■ What to produce ■
Please write each record out again word for word.

(Page and application data records)

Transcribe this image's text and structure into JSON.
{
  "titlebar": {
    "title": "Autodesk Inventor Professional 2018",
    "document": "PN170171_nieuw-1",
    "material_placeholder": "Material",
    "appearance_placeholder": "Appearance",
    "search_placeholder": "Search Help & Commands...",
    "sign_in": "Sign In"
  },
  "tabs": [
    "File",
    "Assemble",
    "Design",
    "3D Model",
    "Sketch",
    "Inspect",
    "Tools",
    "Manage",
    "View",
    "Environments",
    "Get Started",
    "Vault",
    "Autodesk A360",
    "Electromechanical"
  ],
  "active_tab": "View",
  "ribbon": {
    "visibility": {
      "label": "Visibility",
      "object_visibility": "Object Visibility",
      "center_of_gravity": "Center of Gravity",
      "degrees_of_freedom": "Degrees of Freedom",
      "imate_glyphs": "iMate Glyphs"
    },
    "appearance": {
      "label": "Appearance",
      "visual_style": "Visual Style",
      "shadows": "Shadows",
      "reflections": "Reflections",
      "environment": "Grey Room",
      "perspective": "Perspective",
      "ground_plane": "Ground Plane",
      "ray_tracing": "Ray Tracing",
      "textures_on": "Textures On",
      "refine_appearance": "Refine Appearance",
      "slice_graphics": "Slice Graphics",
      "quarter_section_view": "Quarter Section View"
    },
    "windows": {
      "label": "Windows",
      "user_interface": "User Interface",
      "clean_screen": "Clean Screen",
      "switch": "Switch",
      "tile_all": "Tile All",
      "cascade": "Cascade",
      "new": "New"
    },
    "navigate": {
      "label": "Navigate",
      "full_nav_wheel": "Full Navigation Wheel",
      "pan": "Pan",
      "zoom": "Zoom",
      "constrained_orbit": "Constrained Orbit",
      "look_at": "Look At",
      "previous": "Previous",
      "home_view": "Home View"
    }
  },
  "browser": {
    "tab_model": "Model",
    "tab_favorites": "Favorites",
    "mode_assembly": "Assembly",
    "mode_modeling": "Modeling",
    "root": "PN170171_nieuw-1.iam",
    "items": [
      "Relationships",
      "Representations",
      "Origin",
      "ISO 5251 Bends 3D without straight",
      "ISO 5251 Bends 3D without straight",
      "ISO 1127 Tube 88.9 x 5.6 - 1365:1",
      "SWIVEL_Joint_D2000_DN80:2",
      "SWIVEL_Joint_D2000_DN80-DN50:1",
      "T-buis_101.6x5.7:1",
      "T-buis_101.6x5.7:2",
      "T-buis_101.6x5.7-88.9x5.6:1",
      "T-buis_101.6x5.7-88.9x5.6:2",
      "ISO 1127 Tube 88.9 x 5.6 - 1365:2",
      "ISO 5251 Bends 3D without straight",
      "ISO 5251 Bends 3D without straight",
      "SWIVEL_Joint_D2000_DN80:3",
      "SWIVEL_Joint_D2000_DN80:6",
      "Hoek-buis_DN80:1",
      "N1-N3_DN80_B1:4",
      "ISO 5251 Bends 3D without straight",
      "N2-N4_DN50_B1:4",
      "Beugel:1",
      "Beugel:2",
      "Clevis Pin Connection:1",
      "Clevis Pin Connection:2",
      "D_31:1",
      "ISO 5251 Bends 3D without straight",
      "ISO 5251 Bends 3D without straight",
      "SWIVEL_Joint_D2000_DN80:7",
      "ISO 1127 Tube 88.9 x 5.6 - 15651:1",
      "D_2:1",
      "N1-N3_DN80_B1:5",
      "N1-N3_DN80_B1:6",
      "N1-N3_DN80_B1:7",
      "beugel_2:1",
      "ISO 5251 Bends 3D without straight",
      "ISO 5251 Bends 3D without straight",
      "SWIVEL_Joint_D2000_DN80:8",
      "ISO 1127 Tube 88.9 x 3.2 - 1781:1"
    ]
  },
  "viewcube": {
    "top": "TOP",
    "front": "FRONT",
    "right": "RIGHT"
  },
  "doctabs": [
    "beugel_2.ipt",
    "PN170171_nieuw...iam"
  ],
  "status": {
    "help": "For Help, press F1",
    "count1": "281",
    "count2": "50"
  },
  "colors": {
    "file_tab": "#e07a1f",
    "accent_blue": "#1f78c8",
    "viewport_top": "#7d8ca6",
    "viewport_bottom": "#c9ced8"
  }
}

■ Result of this task ■
Transcribe this image's text and structure into JSON.
{
  "titlebar": {
    "title": "Autodesk Inventor Professional 2018",
    "document": "PN170171_nieuw-1",
    "material_placeholder": "Material",
    "appearance_placeholder": "Appearance",
    "search_placeholder": "Search Help & Commands...",
    "sign_in": "Sign In"
  },
  "tabs": [
    "File",
    "Assemble",
    "Design",
    "3D Model",
    "Sketch",
    "Inspect",
    "Tools",
    "Manage",
    "View",
    "Environments",
    "Get Started",
    "Vault",
    "Autodesk A360",
    "Electromechanical"
  ],
  "active_tab": "View",
  "ribbon": {
    "visibility": {
      "label": "Visibility",
      "object_visibility": "Object Visibility",
      "center_of_gravity": "Center of Gravity",
      "degrees_of_freedom": "Degrees of Freedom",
      "imate_glyphs": "iMate Glyphs"
    },
    "appearance": {
      "label": "Appearance",
      "visual_style": "Visual Style",
      "shadows": "Shadows",
      "reflections": "Reflections",
      "environment": "Grey Room",
      "perspective": "Perspective",
      "ground_plane": "Ground Plane",
      "ray_tracing": "Ray Tracing",
      "textures_on": "Textures On",
      "refine_appearance": "Refine Appearance",
      "slice_graphics": "Slice Graphics",
      "quarter_section_view": "Quarter Section View"
    },
    "windows": {
      "label": "Windows",
      "user_interface": "User Interface",
      "clean_screen": "Clean Screen",
      "switch": "Switch",
      "tile_all": "Tile All",
      "cascade": "Cascade",
      "new": "New"
    },
    "navigate": {
      "label": "Navigate",
      "full_nav_wheel": "Full Navigation Wheel",
      "pan": "Pan",
      "zoom": "Zoom",
      "constrained_orbit": "Constrained Orbit",
      "look_at": "Look At",
      "previous": "Previous",
      "home_view": "Home View"
    }
  },
  "browser": {
    "tab_model": "Model",
    "tab_favorites": "Favorites",
    "mode_assembly": "Assembly",
    "mode_modeling": "Modeling",
    "root": "PN170171_nieuw-1.iam",
    "items": [
      "Relationships",
      "Representations",
      "Origin",
      "ISO 5251 Bends 3D without straight",
      "ISO 5251 Bends 3D without straight",
      "ISO 1127 Tube 88.9 x 5.6 - 1365:1",
      "SWIVEL_Joint_D2000_DN80:2",
      "SWIVEL_Joint_D2000_DN80-DN50:1",
      "T-buis_101.6x5.7:1",
      "T-buis_101.6x5.7:2",
      "T-buis_101.6x5.7-88.9x5.6:1",
      "T-buis_101.6x5.7-88.9x5.6:2",
      "ISO 1127 Tube 88.9 x 5.6 - 1365:2",
      "ISO 5251 Bends 3D without straight",
      "ISO 5251 Bends 3D without straight",
      "SWIVEL_Joint_D2000_DN80:3",
      "SWIVEL_Joint_D2000_DN80:6",
      "Hoek-buis_DN80:1",
      "N1-N3_DN80_B1:4",
      "ISO 5251 Bends 3D without straight",
      "N2-N4_DN50_B1:4",
      "Beugel:1",
      "Beugel:2",
      "Clevis Pin Connection:1",
      "Clevis Pin Connection:2",
      "D_31:1",
      "ISO 5251 Bends 3D without straight",
      "ISO 5251 Bends 3D without straight",
      "SWIVEL_Joint_D2000_DN80:7",
      "ISO 1127 Tube 88.9 x 5.6 - 15651:1",
      "D_2:1",
      "N1-N3_DN80_B1:5",
      "N1-N3_DN80_B1:6",
      "N1-N3_DN80_B1:7",
      "beugel_2:1",
      "ISO 5251 Bends 3D without straight",
      "ISO 5251 Bends 3D without straight",
      "SWIVEL_Joint_D2000_DN80:8",
      "ISO 1127 Tube 88.9 x 3.2 - 1781:1"
    ]
  },
  "viewcube": {
    "top": "TOP",
    "front": "FRONT",
    "right": "RIGHT"
  },
  "doctabs": [
    "beugel_2.ipt",
    "PN170171_nieuw...iam"
  ],
  "status": {
    "help": "For Help, press F1",
    "count1": "281",
    "count2": "50"
  },
  "colors": {
    "file_tab": "#e07a1f",
    "accent_blue": "#1f78c8",
    "viewport_top": "#7d8ca6",
    "viewport_bottom": "#c9ced8"
  }
}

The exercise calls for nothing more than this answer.